CHAMPION STRATEGIES – PUBLIC SPEAKING WORKSHOP – JANUARY 24, 2021
Presentation tip 1: Let go of perfection
If you’d like to be good at something, the first thing to go out the window is the notion of perfection. Every time is I get up to the front of the room, I know I will make mistakes.
I so agree. I get so annoyed by courses, books and articles that claim to help you deliver the perfect presentation. Not only is there no such thing, that type of thinking will sabotage your efforts to deliver a competent, effective and engaging presentation.
Presentation tip 2: It’s normal to be nervous
For years I was in denial about my public speaking fears. After seeing me speak, when people asked whether I get nervous, I always did the stupid machismo thing. I’d smirk, as if to say, “Who me? Only mere mortals get nervous”. At some level, I’d always known my answer was bullshit.
Scott goes onto cite 17 politicians, performers and other famous people who suffer or suffered from stage fright (the past tense is not because they got over it, but because they’re dead).
I love it that a professional speaker admits to fear of public speaking. One of the steps to overcoming the fear of public speaking, is to realise that it’s a normal and near-universal human reaction.
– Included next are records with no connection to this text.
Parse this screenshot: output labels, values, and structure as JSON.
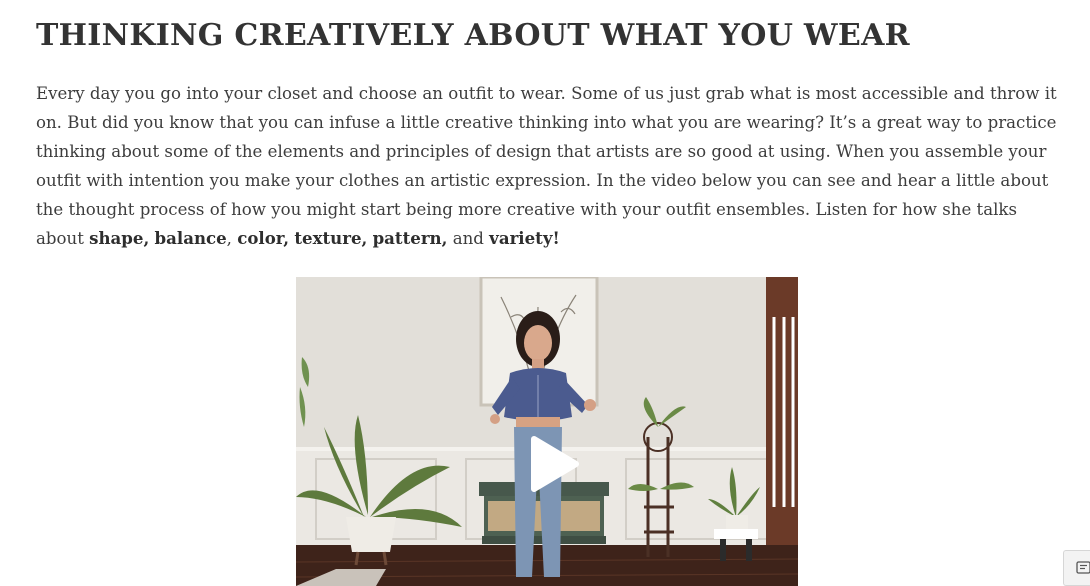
{
  "article": {
    "title": "THINKING CREATIVELY ABOUT WHAT YOU WEAR",
    "intro_text": "Every day you go into your closet and choose an outfit to wear. Some of us just grab what is most accessible and throw it on. But did you know that you can infuse a little creative thinking into what you are wearing? It’s a great way to practice thinking about some of the elements and principles of design that artists are so good at using. When you assemble your outfit with intention you make your clothes an artistic expression. In the video below you can see and hear a little about the thought process of how you might start being more creative with your outfit ensembles. Listen for how she talks about ",
    "emphasis": {
      "shape": "shape,",
      "balance": "balance",
      "color": "color,",
      "texture": "texture,",
      "pattern": "pattern,",
      "and": "and",
      "variety": "variety!"
    }
  },
  "video": {
    "play_icon": "play-icon"
  },
  "corner_widget": {
    "icon": "feedback-icon"
  }
}
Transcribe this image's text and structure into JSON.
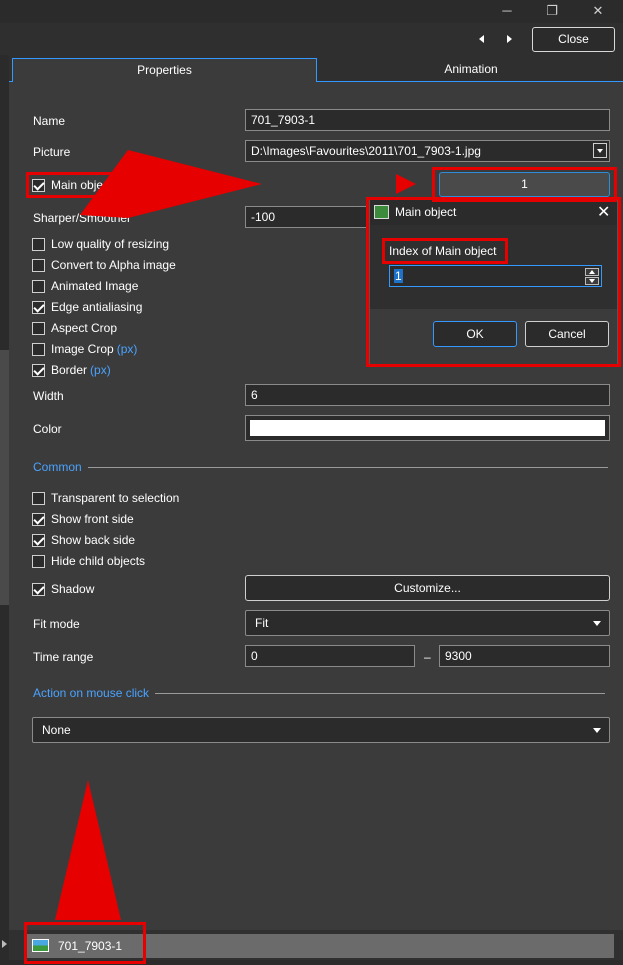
{
  "window": {
    "minimize_glyph": "─",
    "restore_glyph": "❐",
    "close_glyph": "✕"
  },
  "toolbar": {
    "prev_icon": "arrow-left-icon",
    "next_icon": "arrow-right-icon",
    "close_label": "Close"
  },
  "tabs": [
    {
      "label": "Properties",
      "active": true
    },
    {
      "label": "Animation",
      "active": false
    }
  ],
  "properties": {
    "name_label": "Name",
    "name_value": "701_7903-1",
    "picture_label": "Picture",
    "picture_value": "D:\\Images\\Favourites\\2011\\701_7903-1.jpg",
    "main_object_label": "Main object",
    "main_object_checked": true,
    "main_object_value": "1",
    "sharper_label": "Sharper/Smoother",
    "sharper_value": "-100",
    "checkboxes": [
      {
        "label": "Low quality of resizing",
        "checked": false
      },
      {
        "label": "Convert to Alpha image",
        "checked": false
      },
      {
        "label": "Animated Image",
        "checked": false
      },
      {
        "label": "Edge antialiasing",
        "checked": true
      },
      {
        "label": "Aspect Crop",
        "checked": false
      },
      {
        "label": "Image Crop",
        "suffix": "(px)",
        "checked": false
      },
      {
        "label": "Border",
        "suffix": "(px)",
        "checked": true
      }
    ],
    "width_label": "Width",
    "width_value": "6",
    "color_label": "Color",
    "color_value": "#ffffff"
  },
  "common": {
    "section_label": "Common",
    "checkboxes": [
      {
        "label": "Transparent to selection",
        "checked": false
      },
      {
        "label": "Show front side",
        "checked": true
      },
      {
        "label": "Show back side",
        "checked": true
      },
      {
        "label": "Hide child objects",
        "checked": false
      }
    ],
    "shadow_label": "Shadow",
    "shadow_checked": true,
    "customize_label": "Customize...",
    "fit_mode_label": "Fit mode",
    "fit_mode_value": "Fit",
    "time_range_label": "Time range",
    "time_start": "0",
    "time_separator": "–",
    "time_end": "9300"
  },
  "mouse_click": {
    "section_label": "Action on mouse click",
    "value": "None"
  },
  "dialog": {
    "title": "Main object",
    "close_glyph": "✕",
    "field_label": "Index of Main object",
    "index_value": "1",
    "ok_label": "OK",
    "cancel_label": "Cancel"
  },
  "bottom": {
    "item_label": "701_7903-1"
  },
  "colors": {
    "accent": "#3399ff",
    "annotation": "#e60000",
    "background": "#3b3b3b"
  }
}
Scott quotes Mark Twain:
“There are two types of speakers: those that are nervous and those that are liars.”
Presentation tip 3: Practice, practice, practice… as much as you need to
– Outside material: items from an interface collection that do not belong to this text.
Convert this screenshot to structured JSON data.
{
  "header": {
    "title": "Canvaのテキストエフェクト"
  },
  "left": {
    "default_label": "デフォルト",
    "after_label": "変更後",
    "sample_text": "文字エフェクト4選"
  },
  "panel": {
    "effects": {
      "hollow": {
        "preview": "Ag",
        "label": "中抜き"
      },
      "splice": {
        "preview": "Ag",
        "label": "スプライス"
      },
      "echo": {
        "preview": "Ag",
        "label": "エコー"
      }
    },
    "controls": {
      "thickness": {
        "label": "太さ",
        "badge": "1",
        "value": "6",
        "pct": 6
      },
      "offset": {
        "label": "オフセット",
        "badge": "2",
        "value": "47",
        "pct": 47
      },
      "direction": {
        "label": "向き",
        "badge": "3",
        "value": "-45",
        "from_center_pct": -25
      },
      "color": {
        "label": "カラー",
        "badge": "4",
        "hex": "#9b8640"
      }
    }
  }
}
I stand up at my desk, imagine an audience around me, and present exactly as it were the real thing. If I plan to do something in the presentation, I practice it…I repeat this process until I can get through the entire talk without making major mistakes.
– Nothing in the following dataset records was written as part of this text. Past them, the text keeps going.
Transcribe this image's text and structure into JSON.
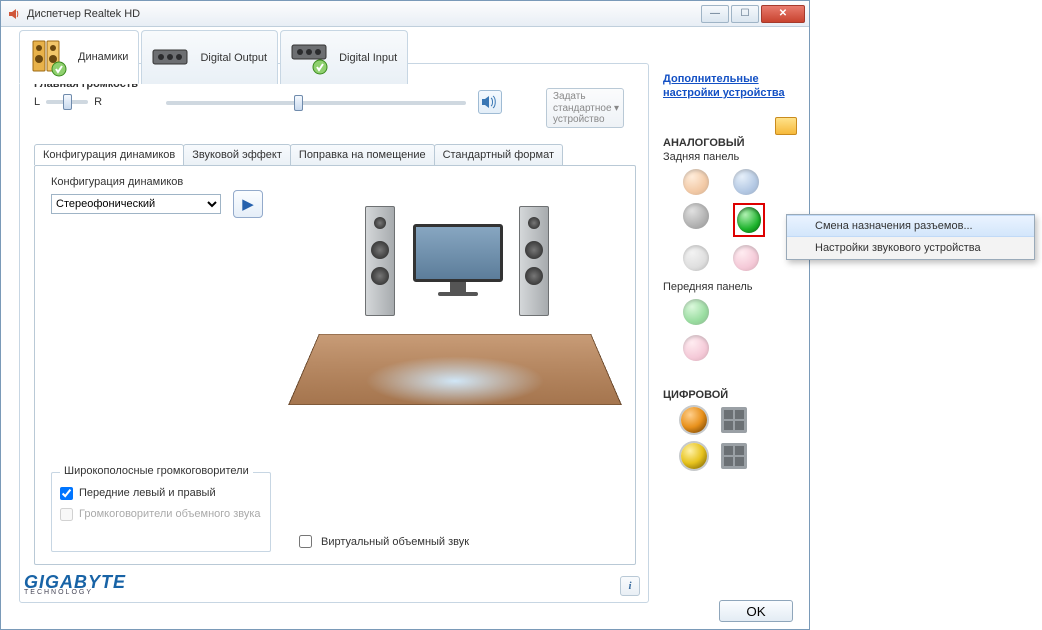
{
  "window": {
    "title": "Диспетчер Realtek HD"
  },
  "filetabs": {
    "speakers": "Динамики",
    "digital_out": "Digital Output",
    "digital_in": "Digital Input"
  },
  "volume": {
    "header": "Главная громкость",
    "l": "L",
    "r": "R"
  },
  "default_btn": "Задать стандартное устройство",
  "subtabs": {
    "cfg": "Конфигурация динамиков",
    "fx": "Звуковой эффект",
    "room": "Поправка на помещение",
    "fmt": "Стандартный формат"
  },
  "cfg": {
    "label": "Конфигурация динамиков",
    "selected": "Стереофонический"
  },
  "fullrange": {
    "header": "Широкополосные громкоговорители",
    "front": "Передние левый и правый",
    "surround": "Громкоговорители объемного звука"
  },
  "virtual": "Виртуальный объемный звук",
  "brand": {
    "name": "GIGABYTE",
    "sub": "TECHNOLOGY"
  },
  "right": {
    "adv_link": "Дополнительные настройки устройства",
    "analog": "АНАЛОГОВЫЙ",
    "rear": "Задняя панель",
    "front": "Передняя панель",
    "digital": "ЦИФРОВОЙ"
  },
  "ctx": {
    "reassign": "Смена назначения разъемов...",
    "settings": "Настройки звукового устройства"
  },
  "ok": "OK"
}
If a professional speaker with hours of speaking experience under his belt, practices, so should you. Note however that Scott doesn’t practice a predetermined number of times – he practices until he can do the talk without major mistakes. That’s a sensible guideline. I was listening to an interview with Alan Weiss about professional speaking. He cited a well-known speaker (though he didn’t name him) who had been giving approximately the same speech for 40 years and claimed to rehearse for 2 hours before every engagement. Alan quipped: “That’s not rehearsal, that’s a learning disability!”
Make It A Champion Day!